TASK DESCRIPTION:
Using the listing below, select the lines with the word "woman" and copy them.

>>>

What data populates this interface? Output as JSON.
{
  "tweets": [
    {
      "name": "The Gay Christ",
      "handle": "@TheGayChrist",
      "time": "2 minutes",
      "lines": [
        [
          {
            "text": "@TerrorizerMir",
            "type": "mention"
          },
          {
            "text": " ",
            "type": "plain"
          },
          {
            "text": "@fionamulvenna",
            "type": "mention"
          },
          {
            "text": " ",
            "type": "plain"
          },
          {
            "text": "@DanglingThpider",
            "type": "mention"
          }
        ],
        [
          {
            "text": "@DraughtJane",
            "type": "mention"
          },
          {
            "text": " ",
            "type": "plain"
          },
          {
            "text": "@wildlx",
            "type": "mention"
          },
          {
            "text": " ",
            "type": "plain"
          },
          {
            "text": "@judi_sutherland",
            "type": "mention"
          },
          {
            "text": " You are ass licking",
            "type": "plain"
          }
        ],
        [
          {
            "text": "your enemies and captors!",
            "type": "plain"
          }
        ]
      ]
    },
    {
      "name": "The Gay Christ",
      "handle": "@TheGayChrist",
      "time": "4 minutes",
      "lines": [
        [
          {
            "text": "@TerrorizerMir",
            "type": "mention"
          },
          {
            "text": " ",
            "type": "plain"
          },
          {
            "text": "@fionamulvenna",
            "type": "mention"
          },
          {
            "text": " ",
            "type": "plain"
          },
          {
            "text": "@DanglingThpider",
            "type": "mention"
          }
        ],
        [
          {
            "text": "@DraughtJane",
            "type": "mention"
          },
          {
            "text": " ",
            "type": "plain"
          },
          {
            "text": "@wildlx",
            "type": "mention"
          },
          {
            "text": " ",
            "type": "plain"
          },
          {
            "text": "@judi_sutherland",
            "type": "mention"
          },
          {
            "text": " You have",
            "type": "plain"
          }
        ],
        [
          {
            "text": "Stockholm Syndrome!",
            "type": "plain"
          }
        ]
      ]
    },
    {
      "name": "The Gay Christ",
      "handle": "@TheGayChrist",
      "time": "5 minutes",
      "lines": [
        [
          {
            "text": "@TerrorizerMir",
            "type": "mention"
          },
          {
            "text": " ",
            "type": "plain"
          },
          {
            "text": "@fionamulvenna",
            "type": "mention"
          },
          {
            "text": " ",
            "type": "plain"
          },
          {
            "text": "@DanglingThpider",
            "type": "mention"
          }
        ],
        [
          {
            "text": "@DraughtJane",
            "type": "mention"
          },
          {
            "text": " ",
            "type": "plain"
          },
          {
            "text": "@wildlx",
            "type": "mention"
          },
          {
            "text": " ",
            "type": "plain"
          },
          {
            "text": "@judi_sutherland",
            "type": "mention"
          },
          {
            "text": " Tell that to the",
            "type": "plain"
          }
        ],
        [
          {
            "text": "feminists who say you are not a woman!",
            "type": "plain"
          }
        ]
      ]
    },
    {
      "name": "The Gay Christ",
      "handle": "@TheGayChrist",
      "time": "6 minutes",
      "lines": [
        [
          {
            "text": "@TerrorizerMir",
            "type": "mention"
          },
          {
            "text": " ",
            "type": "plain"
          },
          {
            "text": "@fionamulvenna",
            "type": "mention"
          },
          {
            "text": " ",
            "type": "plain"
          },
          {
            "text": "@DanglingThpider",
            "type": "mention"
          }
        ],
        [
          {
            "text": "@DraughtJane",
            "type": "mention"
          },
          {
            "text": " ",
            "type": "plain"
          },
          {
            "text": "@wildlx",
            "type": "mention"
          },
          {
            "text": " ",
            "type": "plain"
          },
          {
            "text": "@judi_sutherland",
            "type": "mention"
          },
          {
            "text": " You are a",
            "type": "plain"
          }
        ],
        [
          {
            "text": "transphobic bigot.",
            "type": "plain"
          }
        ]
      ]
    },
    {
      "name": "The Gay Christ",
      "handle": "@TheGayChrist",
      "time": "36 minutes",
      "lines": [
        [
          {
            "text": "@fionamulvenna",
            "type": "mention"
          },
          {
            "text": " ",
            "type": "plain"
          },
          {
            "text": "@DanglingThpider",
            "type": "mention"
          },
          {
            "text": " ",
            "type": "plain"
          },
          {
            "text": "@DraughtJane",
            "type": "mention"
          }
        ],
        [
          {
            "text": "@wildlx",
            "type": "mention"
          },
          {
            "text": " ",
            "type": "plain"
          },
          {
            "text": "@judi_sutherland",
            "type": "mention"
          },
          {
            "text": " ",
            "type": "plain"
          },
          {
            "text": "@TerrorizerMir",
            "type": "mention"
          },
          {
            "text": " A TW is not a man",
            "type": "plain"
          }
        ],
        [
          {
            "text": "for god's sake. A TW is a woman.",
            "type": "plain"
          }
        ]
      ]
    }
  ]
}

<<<

OUTPUT BELOW:
            "text": "feminists who say you are not a woman!",
            "text": "for god's sake. A TW is a woman.",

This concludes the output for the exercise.